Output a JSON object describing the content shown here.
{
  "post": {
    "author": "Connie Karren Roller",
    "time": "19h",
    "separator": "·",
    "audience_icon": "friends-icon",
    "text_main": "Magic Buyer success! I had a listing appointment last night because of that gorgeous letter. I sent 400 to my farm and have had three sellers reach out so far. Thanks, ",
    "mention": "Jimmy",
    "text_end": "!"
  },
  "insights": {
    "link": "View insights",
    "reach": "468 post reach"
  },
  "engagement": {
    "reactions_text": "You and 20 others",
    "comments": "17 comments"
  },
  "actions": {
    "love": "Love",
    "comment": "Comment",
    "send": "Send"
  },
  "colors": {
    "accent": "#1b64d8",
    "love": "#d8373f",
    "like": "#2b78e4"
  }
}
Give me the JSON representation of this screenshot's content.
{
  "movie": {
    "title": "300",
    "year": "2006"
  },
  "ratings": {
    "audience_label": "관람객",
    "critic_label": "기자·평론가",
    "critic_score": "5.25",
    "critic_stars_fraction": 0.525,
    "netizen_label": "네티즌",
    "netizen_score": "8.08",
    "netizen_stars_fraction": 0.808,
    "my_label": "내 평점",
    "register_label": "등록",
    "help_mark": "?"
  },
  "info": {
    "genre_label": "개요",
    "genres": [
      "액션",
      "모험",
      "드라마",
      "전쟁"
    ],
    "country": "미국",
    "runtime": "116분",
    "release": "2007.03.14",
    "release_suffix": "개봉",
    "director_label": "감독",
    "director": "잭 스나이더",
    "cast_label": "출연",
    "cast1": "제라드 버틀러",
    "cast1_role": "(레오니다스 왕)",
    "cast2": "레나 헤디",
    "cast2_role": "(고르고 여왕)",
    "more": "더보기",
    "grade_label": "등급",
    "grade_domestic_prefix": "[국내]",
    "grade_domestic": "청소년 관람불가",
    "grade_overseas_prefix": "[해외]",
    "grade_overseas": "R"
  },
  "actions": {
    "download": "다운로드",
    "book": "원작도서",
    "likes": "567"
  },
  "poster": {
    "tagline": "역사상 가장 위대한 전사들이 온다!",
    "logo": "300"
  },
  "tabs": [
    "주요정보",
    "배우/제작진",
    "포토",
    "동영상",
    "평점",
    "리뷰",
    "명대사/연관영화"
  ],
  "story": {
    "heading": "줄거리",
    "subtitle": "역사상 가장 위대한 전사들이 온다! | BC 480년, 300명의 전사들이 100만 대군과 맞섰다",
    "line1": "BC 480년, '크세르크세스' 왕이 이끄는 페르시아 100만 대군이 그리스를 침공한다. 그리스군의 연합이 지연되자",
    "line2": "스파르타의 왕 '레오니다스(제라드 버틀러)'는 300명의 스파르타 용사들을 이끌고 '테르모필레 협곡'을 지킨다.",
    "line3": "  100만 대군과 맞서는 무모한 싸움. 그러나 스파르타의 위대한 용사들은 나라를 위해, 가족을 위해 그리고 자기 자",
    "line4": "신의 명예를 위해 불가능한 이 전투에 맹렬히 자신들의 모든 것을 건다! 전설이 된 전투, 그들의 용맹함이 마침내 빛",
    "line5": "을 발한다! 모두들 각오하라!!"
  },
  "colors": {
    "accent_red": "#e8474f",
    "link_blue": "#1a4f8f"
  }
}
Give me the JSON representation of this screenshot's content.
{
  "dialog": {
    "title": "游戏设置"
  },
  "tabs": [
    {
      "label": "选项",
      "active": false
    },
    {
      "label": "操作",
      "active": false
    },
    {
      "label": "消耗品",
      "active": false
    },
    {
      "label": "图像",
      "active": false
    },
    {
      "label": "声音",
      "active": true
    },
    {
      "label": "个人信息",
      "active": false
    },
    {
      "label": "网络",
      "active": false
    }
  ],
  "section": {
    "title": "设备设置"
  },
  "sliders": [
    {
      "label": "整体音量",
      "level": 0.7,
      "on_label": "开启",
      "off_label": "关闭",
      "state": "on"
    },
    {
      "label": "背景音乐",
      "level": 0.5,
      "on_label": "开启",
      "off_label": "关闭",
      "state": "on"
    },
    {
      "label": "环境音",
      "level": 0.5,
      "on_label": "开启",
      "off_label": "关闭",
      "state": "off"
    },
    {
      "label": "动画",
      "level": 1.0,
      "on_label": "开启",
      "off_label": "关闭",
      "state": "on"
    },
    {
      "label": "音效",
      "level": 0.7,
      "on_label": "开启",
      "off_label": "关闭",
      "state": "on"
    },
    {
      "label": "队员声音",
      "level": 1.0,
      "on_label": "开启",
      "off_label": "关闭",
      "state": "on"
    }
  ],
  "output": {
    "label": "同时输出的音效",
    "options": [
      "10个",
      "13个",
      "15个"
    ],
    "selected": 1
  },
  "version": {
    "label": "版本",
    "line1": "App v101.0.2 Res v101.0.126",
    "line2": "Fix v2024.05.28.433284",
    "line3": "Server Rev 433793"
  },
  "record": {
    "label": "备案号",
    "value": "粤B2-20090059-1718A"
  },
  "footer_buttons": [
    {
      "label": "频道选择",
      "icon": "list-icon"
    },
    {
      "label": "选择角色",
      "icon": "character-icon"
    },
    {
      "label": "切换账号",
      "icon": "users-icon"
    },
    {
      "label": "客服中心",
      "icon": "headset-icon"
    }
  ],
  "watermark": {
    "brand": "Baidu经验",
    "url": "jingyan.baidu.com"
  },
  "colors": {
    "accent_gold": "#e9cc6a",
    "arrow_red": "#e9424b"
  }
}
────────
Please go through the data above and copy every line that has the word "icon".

*RESULT*:
    "audience_icon": "friends-icon",
      "icon": "list-icon"
      "icon": "character-icon"
      "icon": "users-icon"
      "icon": "headset-icon"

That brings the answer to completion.